>>>

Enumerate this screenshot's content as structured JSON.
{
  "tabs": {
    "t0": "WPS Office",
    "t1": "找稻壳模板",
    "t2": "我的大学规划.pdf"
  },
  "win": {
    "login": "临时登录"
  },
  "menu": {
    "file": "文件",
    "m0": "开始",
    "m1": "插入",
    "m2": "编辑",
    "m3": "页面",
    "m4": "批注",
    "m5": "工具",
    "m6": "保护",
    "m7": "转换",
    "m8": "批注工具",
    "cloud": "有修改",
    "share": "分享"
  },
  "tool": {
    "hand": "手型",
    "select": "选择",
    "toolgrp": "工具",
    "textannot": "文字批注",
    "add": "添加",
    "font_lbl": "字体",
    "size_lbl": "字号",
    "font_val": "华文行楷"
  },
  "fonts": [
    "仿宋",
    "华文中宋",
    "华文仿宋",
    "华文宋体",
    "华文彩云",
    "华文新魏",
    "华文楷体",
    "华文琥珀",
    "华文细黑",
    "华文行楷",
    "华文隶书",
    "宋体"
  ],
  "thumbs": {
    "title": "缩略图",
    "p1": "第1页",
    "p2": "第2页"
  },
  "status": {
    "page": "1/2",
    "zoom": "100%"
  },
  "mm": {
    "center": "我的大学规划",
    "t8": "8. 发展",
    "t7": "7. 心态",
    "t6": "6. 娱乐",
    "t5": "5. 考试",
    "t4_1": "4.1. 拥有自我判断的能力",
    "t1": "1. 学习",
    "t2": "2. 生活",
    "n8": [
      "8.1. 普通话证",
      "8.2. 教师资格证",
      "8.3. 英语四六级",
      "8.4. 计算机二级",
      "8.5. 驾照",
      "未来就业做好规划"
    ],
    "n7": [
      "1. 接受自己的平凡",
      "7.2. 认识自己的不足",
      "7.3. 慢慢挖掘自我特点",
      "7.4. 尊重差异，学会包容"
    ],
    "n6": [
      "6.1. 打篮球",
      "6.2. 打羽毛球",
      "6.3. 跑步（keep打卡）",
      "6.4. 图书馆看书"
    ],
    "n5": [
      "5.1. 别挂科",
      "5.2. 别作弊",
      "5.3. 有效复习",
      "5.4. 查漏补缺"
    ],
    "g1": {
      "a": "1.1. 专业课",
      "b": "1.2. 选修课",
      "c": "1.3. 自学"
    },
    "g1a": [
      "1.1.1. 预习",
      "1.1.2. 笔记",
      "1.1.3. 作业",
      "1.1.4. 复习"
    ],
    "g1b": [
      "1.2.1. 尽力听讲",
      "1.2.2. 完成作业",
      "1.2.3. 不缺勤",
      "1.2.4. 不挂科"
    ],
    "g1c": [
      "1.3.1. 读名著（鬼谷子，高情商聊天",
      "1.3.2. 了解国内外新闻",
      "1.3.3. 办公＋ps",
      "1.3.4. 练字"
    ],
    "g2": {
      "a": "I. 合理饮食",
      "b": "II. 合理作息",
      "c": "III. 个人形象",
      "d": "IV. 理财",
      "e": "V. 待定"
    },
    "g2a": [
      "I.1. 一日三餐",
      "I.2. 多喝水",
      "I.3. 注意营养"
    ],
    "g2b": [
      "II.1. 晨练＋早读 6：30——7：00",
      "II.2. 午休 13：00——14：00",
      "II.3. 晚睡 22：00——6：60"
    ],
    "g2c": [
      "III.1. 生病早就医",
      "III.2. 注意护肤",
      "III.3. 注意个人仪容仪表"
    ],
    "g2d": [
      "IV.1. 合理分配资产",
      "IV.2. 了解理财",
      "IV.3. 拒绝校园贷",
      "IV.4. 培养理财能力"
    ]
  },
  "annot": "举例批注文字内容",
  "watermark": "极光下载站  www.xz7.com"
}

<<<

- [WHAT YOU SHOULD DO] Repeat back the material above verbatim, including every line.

- [EXERCISE RESPONSE]
Enumerate this screenshot's content as structured JSON.
{
  "tabs": {
    "t0": "WPS Office",
    "t1": "找稻壳模板",
    "t2": "我的大学规划.pdf"
  },
  "win": {
    "login": "临时登录"
  },
  "menu": {
    "file": "文件",
    "m0": "开始",
    "m1": "插入",
    "m2": "编辑",
    "m3": "页面",
    "m4": "批注",
    "m5": "工具",
    "m6": "保护",
    "m7": "转换",
    "m8": "批注工具",
    "cloud": "有修改",
    "share": "分享"
  },
  "tool": {
    "hand": "手型",
    "select": "选择",
    "toolgrp": "工具",
    "textannot": "文字批注",
    "add": "添加",
    "font_lbl": "字体",
    "size_lbl": "字号",
    "font_val": "华文行楷"
  },
  "fonts": [
    "仿宋",
    "华文中宋",
    "华文仿宋",
    "华文宋体",
    "华文彩云",
    "华文新魏",
    "华文楷体",
    "华文琥珀",
    "华文细黑",
    "华文行楷",
    "华文隶书",
    "宋体"
  ],
  "thumbs": {
    "title": "缩略图",
    "p1": "第1页",
    "p2": "第2页"
  },
  "status": {
    "page": "1/2",
    "zoom": "100%"
  },
  "mm": {
    "center": "我的大学规划",
    "t8": "8. 发展",
    "t7": "7. 心态",
    "t6": "6. 娱乐",
    "t5": "5. 考试",
    "t4_1": "4.1. 拥有自我判断的能力",
    "t1": "1. 学习",
    "t2": "2. 生活",
    "n8": [
      "8.1. 普通话证",
      "8.2. 教师资格证",
      "8.3. 英语四六级",
      "8.4. 计算机二级",
      "8.5. 驾照",
      "未来就业做好规划"
    ],
    "n7": [
      "1. 接受自己的平凡",
      "7.2. 认识自己的不足",
      "7.3. 慢慢挖掘自我特点",
      "7.4. 尊重差异，学会包容"
    ],
    "n6": [
      "6.1. 打篮球",
      "6.2. 打羽毛球",
      "6.3. 跑步（keep打卡）",
      "6.4. 图书馆看书"
    ],
    "n5": [
      "5.1. 别挂科",
      "5.2. 别作弊",
      "5.3. 有效复习",
      "5.4. 查漏补缺"
    ],
    "g1": {
      "a": "1.1. 专业课",
      "b": "1.2. 选修课",
      "c": "1.3. 自学"
    },
    "g1a": [
      "1.1.1. 预习",
      "1.1.2. 笔记",
      "1.1.3. 作业",
      "1.1.4. 复习"
    ],
    "g1b": [
      "1.2.1. 尽力听讲",
      "1.2.2. 完成作业",
      "1.2.3. 不缺勤",
      "1.2.4. 不挂科"
    ],
    "g1c": [
      "1.3.1. 读名著（鬼谷子，高情商聊天",
      "1.3.2. 了解国内外新闻",
      "1.3.3. 办公＋ps",
      "1.3.4. 练字"
    ],
    "g2": {
      "a": "I. 合理饮食",
      "b": "II. 合理作息",
      "c": "III. 个人形象",
      "d": "IV. 理财",
      "e": "V. 待定"
    },
    "g2a": [
      "I.1. 一日三餐",
      "I.2. 多喝水",
      "I.3. 注意营养"
    ],
    "g2b": [
      "II.1. 晨练＋早读 6：30——7：00",
      "II.2. 午休 13：00——14：00",
      "II.3. 晚睡 22：00——6：60"
    ],
    "g2c": [
      "III.1. 生病早就医",
      "III.2. 注意护肤",
      "III.3. 注意个人仪容仪表"
    ],
    "g2d": [
      "IV.1. 合理分配资产",
      "IV.2. 了解理财",
      "IV.3. 拒绝校园贷",
      "IV.4. 培养理财能力"
    ]
  },
  "annot": "举例批注文字内容",
  "watermark": "极光下载站  www.xz7.com"
}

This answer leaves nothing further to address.